In an op-ed on AOLNews.com, Buzz Aldrin, the famous Apollo 11 astronaut, lays out a rather simple plan for sending humans to Mars by 2019: extend the shuttles by three or four missions then use commercial firms to carry crew and cargo to the space station while NASA builds a prototype spacecraft called the Exploration Module, or XM.
The prototype of this craft, which would operate only in space, could be built using excess modules and parts left over from constructing the station itself. Brought up as cargo aboard the space shuttle–which I also propose we keep flying for several additional missions and not retire it as NASA is planning to do–the XM would be docked to the station and outfitted by astronauts.

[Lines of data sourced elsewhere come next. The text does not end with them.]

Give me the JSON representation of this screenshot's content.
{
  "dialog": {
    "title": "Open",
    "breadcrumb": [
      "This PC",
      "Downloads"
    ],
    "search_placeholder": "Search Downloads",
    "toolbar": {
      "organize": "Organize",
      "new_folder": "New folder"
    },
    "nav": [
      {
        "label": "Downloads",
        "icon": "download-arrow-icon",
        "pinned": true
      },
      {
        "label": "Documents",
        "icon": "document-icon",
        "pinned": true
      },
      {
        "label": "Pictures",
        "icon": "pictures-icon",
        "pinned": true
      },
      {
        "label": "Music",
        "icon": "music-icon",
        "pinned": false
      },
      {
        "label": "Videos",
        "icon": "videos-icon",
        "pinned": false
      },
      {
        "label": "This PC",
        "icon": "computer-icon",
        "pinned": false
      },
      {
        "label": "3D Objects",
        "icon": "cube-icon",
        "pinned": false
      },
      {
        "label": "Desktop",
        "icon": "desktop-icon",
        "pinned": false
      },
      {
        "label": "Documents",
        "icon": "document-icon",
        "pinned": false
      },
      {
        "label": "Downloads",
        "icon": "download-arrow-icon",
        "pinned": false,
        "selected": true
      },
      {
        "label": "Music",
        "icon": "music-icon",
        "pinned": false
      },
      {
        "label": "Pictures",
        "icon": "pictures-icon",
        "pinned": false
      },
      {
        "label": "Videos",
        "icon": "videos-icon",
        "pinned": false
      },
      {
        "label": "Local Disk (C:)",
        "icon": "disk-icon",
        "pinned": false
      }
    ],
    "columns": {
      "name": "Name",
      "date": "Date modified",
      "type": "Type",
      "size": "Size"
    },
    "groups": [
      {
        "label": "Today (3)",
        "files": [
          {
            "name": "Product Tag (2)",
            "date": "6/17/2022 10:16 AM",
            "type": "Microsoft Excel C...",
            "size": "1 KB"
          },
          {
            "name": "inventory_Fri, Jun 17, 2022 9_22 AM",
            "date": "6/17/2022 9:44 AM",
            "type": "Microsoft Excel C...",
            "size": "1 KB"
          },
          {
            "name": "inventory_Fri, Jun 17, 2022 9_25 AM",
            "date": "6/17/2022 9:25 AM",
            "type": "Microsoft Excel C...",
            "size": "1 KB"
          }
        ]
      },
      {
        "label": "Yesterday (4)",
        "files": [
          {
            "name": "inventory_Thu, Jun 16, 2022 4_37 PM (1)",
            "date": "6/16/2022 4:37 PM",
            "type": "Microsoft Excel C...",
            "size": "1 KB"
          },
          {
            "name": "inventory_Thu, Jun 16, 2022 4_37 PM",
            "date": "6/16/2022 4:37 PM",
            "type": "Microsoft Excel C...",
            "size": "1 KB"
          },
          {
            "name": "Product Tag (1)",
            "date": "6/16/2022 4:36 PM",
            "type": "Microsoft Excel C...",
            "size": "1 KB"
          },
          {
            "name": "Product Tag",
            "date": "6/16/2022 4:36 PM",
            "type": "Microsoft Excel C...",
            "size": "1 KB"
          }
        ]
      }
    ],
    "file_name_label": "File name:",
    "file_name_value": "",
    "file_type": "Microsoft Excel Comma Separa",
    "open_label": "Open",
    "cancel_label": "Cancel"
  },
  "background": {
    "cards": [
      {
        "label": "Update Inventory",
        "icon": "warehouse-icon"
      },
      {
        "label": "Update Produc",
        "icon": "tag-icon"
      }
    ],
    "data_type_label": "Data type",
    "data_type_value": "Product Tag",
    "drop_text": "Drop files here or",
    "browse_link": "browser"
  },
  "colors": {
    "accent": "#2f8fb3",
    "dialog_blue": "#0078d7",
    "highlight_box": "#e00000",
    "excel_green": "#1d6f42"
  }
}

Once a rocket engine is attached to the prototype XM, we could take it out for a spin, cycling between the station and the moon. The XM wouldn’t land on the moon but conduct a flyby, like the Apollo 13 mission did back in 1970.
Aldrin has been a proponent of scraping plans for returning to the moon, and instead focusing on Mars. He even called the new plan for NASA proposed by the Obama administration the president’s “JFK moment.”
Aldrin also says in his op-ed that his plan, which he calls a “unified space vision”, would keep NASA in the human spaceflight business. Many congressional members, for example, have voiced strong concerns that the administration’s new plan would threaten America’s leadership, and the very existence of the U.S. human spaceflight program.
By building a deep-space craft, NASA can use much of their engineering know-how and put a form to Charlie Bolden’s Mars mission dream. It allows the commercial folks their unfettered access to the station, as President Obama proposes. And it recommits America to leadership in space by aiming at Mars, using parts and equipment already paid for by the taxpayers.